Chris Coleman and his staff try to keep track of the score.

The players also have to take their share of blame – again, it must be really tough for a lot of them to lose the manager they, obviously, admired and respected so much in the manner they did, but that was simply not good enough last night. I’m not going to talk about individual performances because I’d be here for ages, so all I’ll say is that the most positive slant I can put on what we saw from the Welsh team against Serbia is to say that some of them were not quite as awful as others (most of whom were ex City players). All six goals came about because of poor decision making and I’m doing Sunday morning footballers a disservice when I say that the defending for goals two through to five was of a parks football standard. Those players owe the Welsh supporters (especially those who were actually there to watch the massacre) a big performance against Scotland in a few weeks time. We know our team aren’t world beaters and there were quite a few absentees last night, but eleven out of the fourteen players used have played for Premiership clubs in the past year – even if some of us don’t believe the hype about the Premiership being the best league in the world, that’s still no excuse for the degree of ineptitude we saw from what are supposed to be the country’s best players.
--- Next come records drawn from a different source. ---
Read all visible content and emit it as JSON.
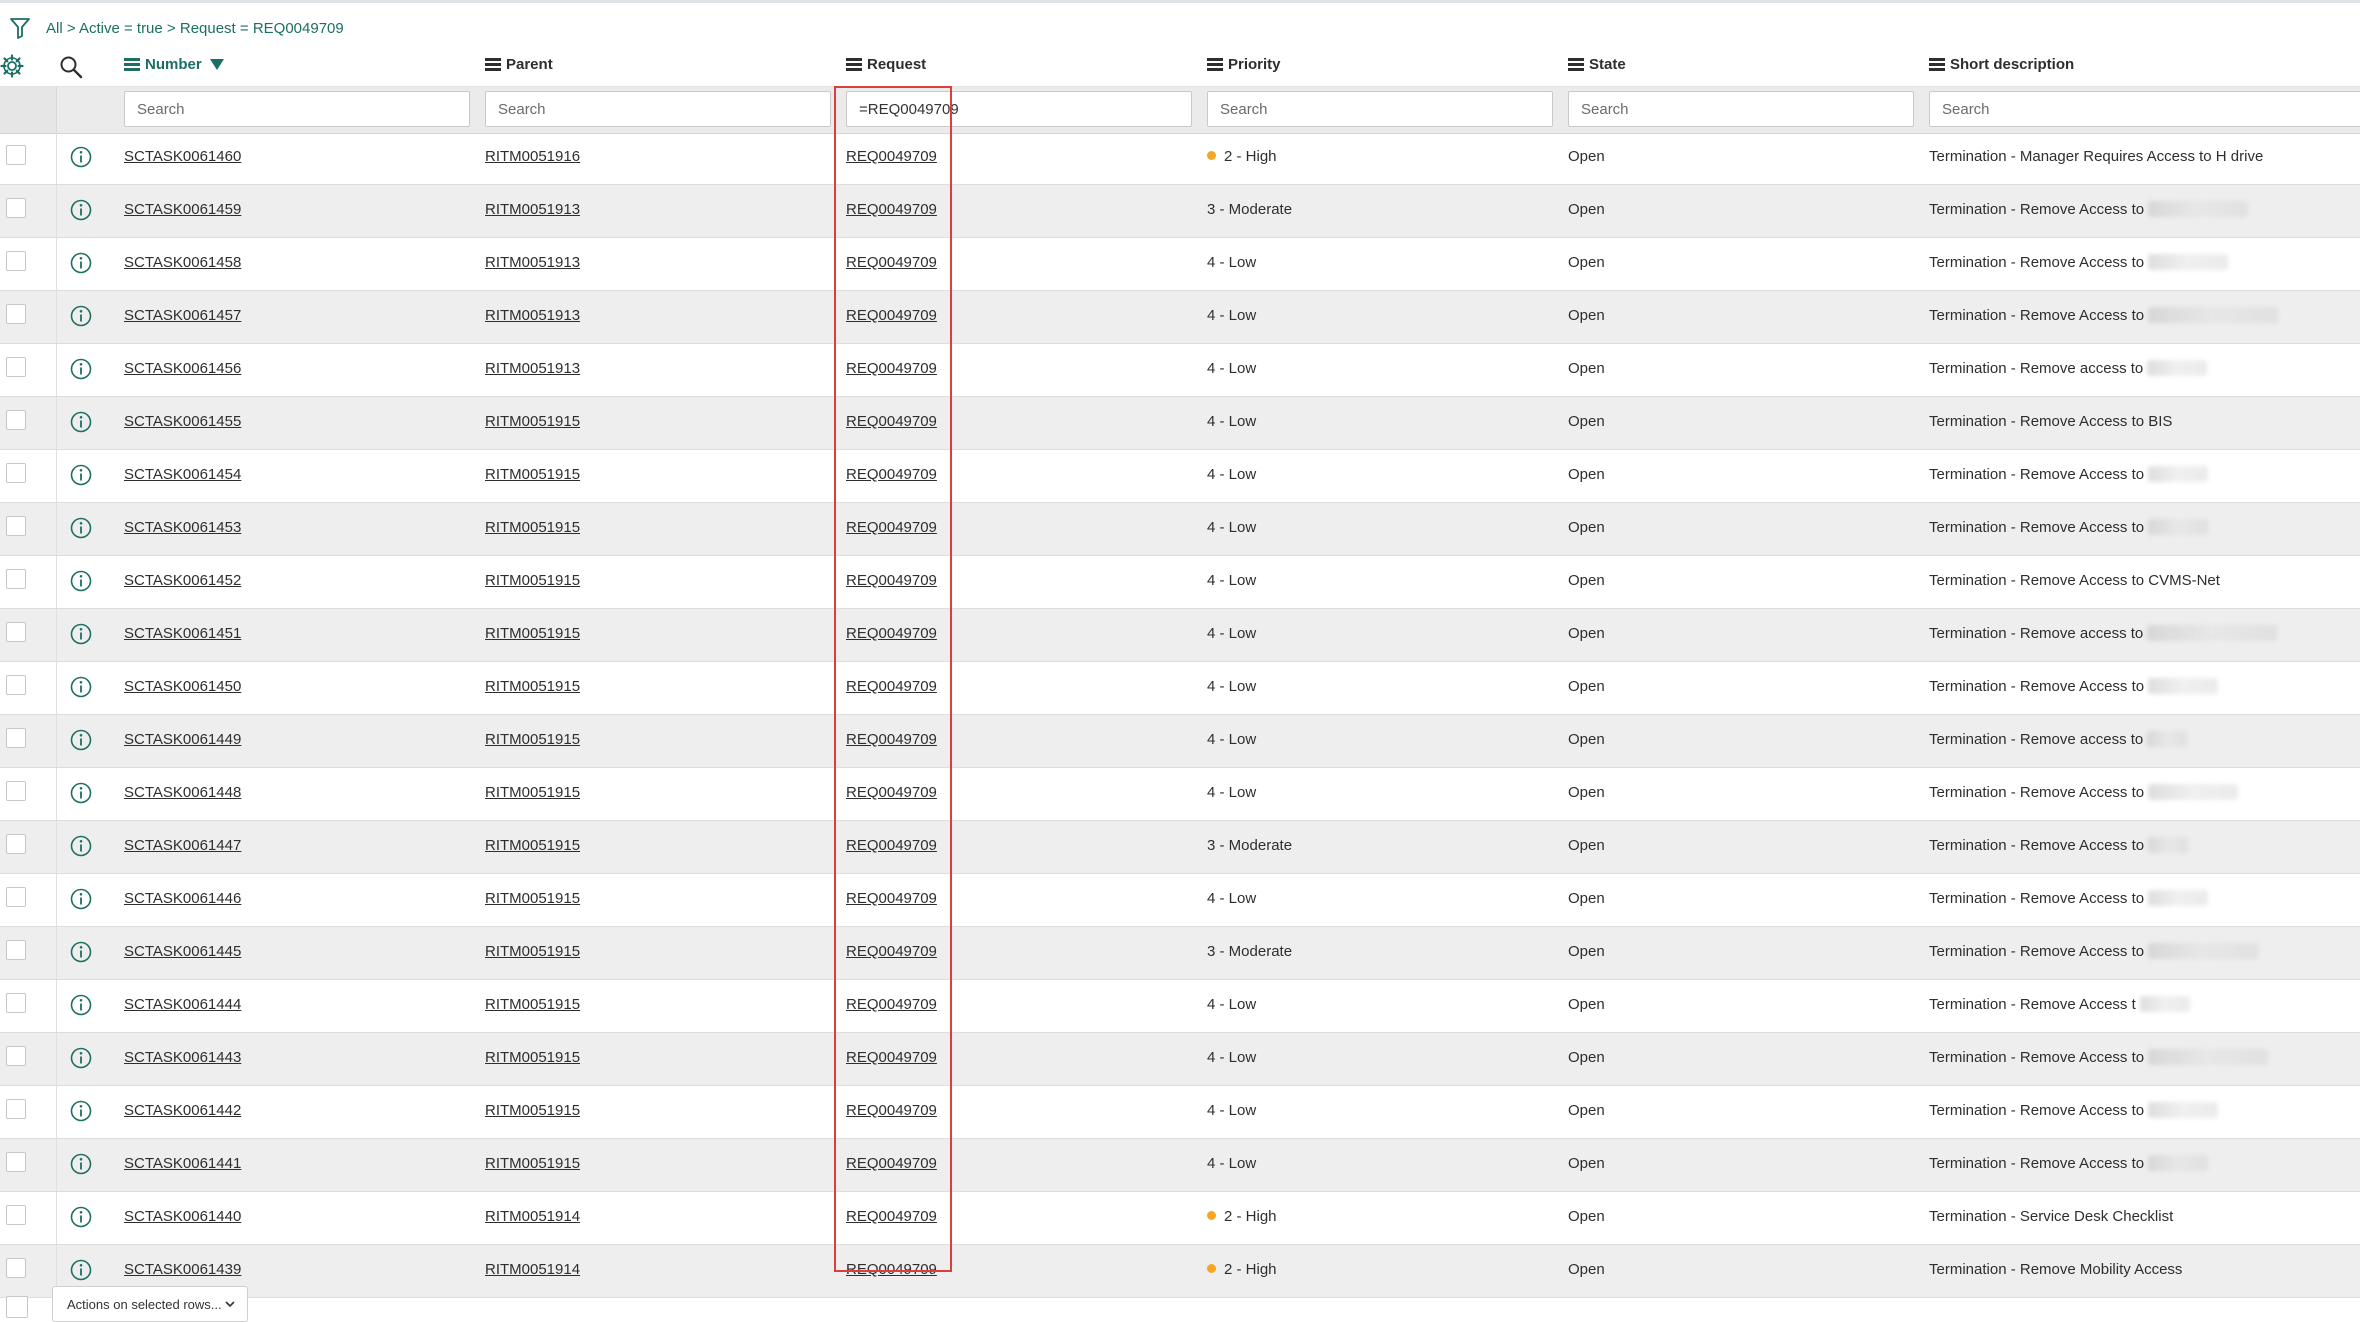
{
  "breadcrumb": {
    "items": [
      "All",
      "Active = true",
      "Request = REQ0049709"
    ],
    "separator": " > "
  },
  "columns": [
    {
      "key": "number",
      "label": "Number",
      "sorted": "descending"
    },
    {
      "key": "parent",
      "label": "Parent"
    },
    {
      "key": "request",
      "label": "Request"
    },
    {
      "key": "priority",
      "label": "Priority"
    },
    {
      "key": "state",
      "label": "State"
    },
    {
      "key": "short_description",
      "label": "Short description"
    }
  ],
  "filters": {
    "number": {
      "value": "",
      "placeholder": "Search"
    },
    "parent": {
      "value": "",
      "placeholder": "Search"
    },
    "request": {
      "value": "=REQ0049709",
      "placeholder": "Search"
    },
    "priority": {
      "value": "",
      "placeholder": "Search"
    },
    "state": {
      "value": "",
      "placeholder": "Search"
    },
    "short_description": {
      "value": "",
      "placeholder": "Search"
    }
  },
  "rows": [
    {
      "number": "SCTASK0061460",
      "parent": "RITM0051916",
      "request": "REQ0049709",
      "priority": "2 - High",
      "high": true,
      "state": "Open",
      "desc": "Termination - Manager Requires Access to H drive",
      "redacted": false
    },
    {
      "number": "SCTASK0061459",
      "parent": "RITM0051913",
      "request": "REQ0049709",
      "priority": "3 - Moderate",
      "high": false,
      "state": "Open",
      "desc": "Termination - Remove Access to",
      "redacted": true
    },
    {
      "number": "SCTASK0061458",
      "parent": "RITM0051913",
      "request": "REQ0049709",
      "priority": "4 - Low",
      "high": false,
      "state": "Open",
      "desc": "Termination - Remove Access to",
      "redacted": true
    },
    {
      "number": "SCTASK0061457",
      "parent": "RITM0051913",
      "request": "REQ0049709",
      "priority": "4 - Low",
      "high": false,
      "state": "Open",
      "desc": "Termination - Remove Access to",
      "redacted": true
    },
    {
      "number": "SCTASK0061456",
      "parent": "RITM0051913",
      "request": "REQ0049709",
      "priority": "4 - Low",
      "high": false,
      "state": "Open",
      "desc": "Termination - Remove access to",
      "redacted": true
    },
    {
      "number": "SCTASK0061455",
      "parent": "RITM0051915",
      "request": "REQ0049709",
      "priority": "4 - Low",
      "high": false,
      "state": "Open",
      "desc": "Termination - Remove Access to BIS",
      "redacted": false
    },
    {
      "number": "SCTASK0061454",
      "parent": "RITM0051915",
      "request": "REQ0049709",
      "priority": "4 - Low",
      "high": false,
      "state": "Open",
      "desc": "Termination - Remove Access to",
      "redacted": true
    },
    {
      "number": "SCTASK0061453",
      "parent": "RITM0051915",
      "request": "REQ0049709",
      "priority": "4 - Low",
      "high": false,
      "state": "Open",
      "desc": "Termination - Remove Access to",
      "redacted": true
    },
    {
      "number": "SCTASK0061452",
      "parent": "RITM0051915",
      "request": "REQ0049709",
      "priority": "4 - Low",
      "high": false,
      "state": "Open",
      "desc": "Termination - Remove Access to CVMS-Net",
      "redacted": false
    },
    {
      "number": "SCTASK0061451",
      "parent": "RITM0051915",
      "request": "REQ0049709",
      "priority": "4 - Low",
      "high": false,
      "state": "Open",
      "desc": "Termination - Remove access to",
      "redacted": true
    },
    {
      "number": "SCTASK0061450",
      "parent": "RITM0051915",
      "request": "REQ0049709",
      "priority": "4 - Low",
      "high": false,
      "state": "Open",
      "desc": "Termination - Remove Access to",
      "redacted": true
    },
    {
      "number": "SCTASK0061449",
      "parent": "RITM0051915",
      "request": "REQ0049709",
      "priority": "4 - Low",
      "high": false,
      "state": "Open",
      "desc": "Termination - Remove access to",
      "redacted": true
    },
    {
      "number": "SCTASK0061448",
      "parent": "RITM0051915",
      "request": "REQ0049709",
      "priority": "4 - Low",
      "high": false,
      "state": "Open",
      "desc": "Termination - Remove Access to",
      "redacted": true
    },
    {
      "number": "SCTASK0061447",
      "parent": "RITM0051915",
      "request": "REQ0049709",
      "priority": "3 - Moderate",
      "high": false,
      "state": "Open",
      "desc": "Termination - Remove Access to",
      "redacted": true
    },
    {
      "number": "SCTASK0061446",
      "parent": "RITM0051915",
      "request": "REQ0049709",
      "priority": "4 - Low",
      "high": false,
      "state": "Open",
      "desc": "Termination - Remove Access to",
      "redacted": true
    },
    {
      "number": "SCTASK0061445",
      "parent": "RITM0051915",
      "request": "REQ0049709",
      "priority": "3 - Moderate",
      "high": false,
      "state": "Open",
      "desc": "Termination - Remove Access to",
      "redacted": true
    },
    {
      "number": "SCTASK0061444",
      "parent": "RITM0051915",
      "request": "REQ0049709",
      "priority": "4 - Low",
      "high": false,
      "state": "Open",
      "desc": "Termination - Remove Access t",
      "redacted": true
    },
    {
      "number": "SCTASK0061443",
      "parent": "RITM0051915",
      "request": "REQ0049709",
      "priority": "4 - Low",
      "high": false,
      "state": "Open",
      "desc": "Termination - Remove Access to",
      "redacted": true
    },
    {
      "number": "SCTASK0061442",
      "parent": "RITM0051915",
      "request": "REQ0049709",
      "priority": "4 - Low",
      "high": false,
      "state": "Open",
      "desc": "Termination - Remove Access to",
      "redacted": true
    },
    {
      "number": "SCTASK0061441",
      "parent": "RITM0051915",
      "request": "REQ0049709",
      "priority": "4 - Low",
      "high": false,
      "state": "Open",
      "desc": "Termination - Remove Access to",
      "redacted": true
    },
    {
      "number": "SCTASK0061440",
      "parent": "RITM0051914",
      "request": "REQ0049709",
      "priority": "2 - High",
      "high": true,
      "state": "Open",
      "desc": "Termination - Service Desk Checklist",
      "redacted": false
    },
    {
      "number": "SCTASK0061439",
      "parent": "RITM0051914",
      "request": "REQ0049709",
      "priority": "2 - High",
      "high": true,
      "state": "Open",
      "desc": "Termination - Remove Mobility Access",
      "redacted": false
    }
  ],
  "footer": {
    "actions_label": "Actions on selected rows..."
  },
  "colors": {
    "accent": "#1c6f63",
    "highlight": "#d9403b",
    "priority_high": "#f5a623"
  }
}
Finally, we come to the manager (and the coaches he has appointed). I’ve already mentioned that Chris Coleman has had to deal with a lot of players pulling out of the squad and it has to be said that one with Hennessey, Taylor, Bellamy, Ledley, Collison, Crofts and, even, Collins in it would be quite a bit stronger than the one he had to work with against Serbia (you have to wonder just how fit Allen and Vaughan were as well). To be honest though, have we seen anything from the manager so far to indicate that our position would be any better (apart from having a slightly improved goal difference) than it is now if all of those players had been available? The biggest indictment of Coleman’s management for me is that in four games so far (I’ll be charitable and forget about the 1-0 defeat to Costa Rica), we’ve barely had an attempt on goal – we just don’t look like we can string three passes together, let alone construct a move in open play that causes our opponents a problem, and are increasingly looking to “get it up to the big man” as our main attacking ploy.

I mentioned on a messageboard this morning that, ordinarily, it would be ludicrous to call for a change of manager after he had been in charge for just two competitive matches, but I think this is a time to make an exception to that rule because everything we’ve seen so far very strongly suggests that Wales’ boss is turning good players into poor ones, what was a confident, improving team into one that is totally devoid of belief where it’s it’s hard to recognise any coherent ideas amid baffling selections and tactics – it’’s hard to avoid the feeling that, where there was once a degree of sophisticated and progressive thinking, footballing dinosaurs have now taken over.

This entry was posted in Wales and tagged , . Bookmark the permalink.